# [EXERCISE DETAILS]
In the data that follows, find each line containing "title" and copy it.

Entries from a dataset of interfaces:
※

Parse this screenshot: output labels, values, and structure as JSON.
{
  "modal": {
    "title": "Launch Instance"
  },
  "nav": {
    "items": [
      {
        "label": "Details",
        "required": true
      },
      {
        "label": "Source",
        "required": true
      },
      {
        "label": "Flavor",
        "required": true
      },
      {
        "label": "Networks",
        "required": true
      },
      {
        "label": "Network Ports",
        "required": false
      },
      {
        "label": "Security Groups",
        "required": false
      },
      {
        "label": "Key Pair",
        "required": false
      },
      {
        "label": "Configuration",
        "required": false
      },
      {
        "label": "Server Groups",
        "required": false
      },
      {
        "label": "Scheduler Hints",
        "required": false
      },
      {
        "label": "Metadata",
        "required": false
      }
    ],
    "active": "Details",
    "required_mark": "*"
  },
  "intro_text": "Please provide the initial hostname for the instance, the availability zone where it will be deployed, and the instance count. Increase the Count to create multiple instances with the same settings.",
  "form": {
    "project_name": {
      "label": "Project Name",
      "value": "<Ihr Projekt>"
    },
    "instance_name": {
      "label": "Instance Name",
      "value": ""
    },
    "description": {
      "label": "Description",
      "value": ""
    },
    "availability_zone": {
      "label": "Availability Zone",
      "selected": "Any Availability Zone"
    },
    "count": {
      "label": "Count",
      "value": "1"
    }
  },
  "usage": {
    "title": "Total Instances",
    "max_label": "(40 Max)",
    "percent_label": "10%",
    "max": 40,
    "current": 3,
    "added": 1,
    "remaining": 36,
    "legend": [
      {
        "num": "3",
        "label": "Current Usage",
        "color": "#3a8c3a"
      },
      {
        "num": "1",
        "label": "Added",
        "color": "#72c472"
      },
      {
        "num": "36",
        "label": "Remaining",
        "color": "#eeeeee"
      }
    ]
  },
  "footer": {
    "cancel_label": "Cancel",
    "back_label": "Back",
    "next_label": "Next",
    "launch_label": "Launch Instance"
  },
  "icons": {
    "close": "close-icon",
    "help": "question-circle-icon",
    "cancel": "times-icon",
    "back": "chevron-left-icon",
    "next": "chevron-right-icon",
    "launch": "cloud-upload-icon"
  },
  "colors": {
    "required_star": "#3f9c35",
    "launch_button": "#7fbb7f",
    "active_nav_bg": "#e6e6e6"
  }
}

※

# [RESPONSE AREA]
    "title": "Launch Instance"
    "title": "Total Instances",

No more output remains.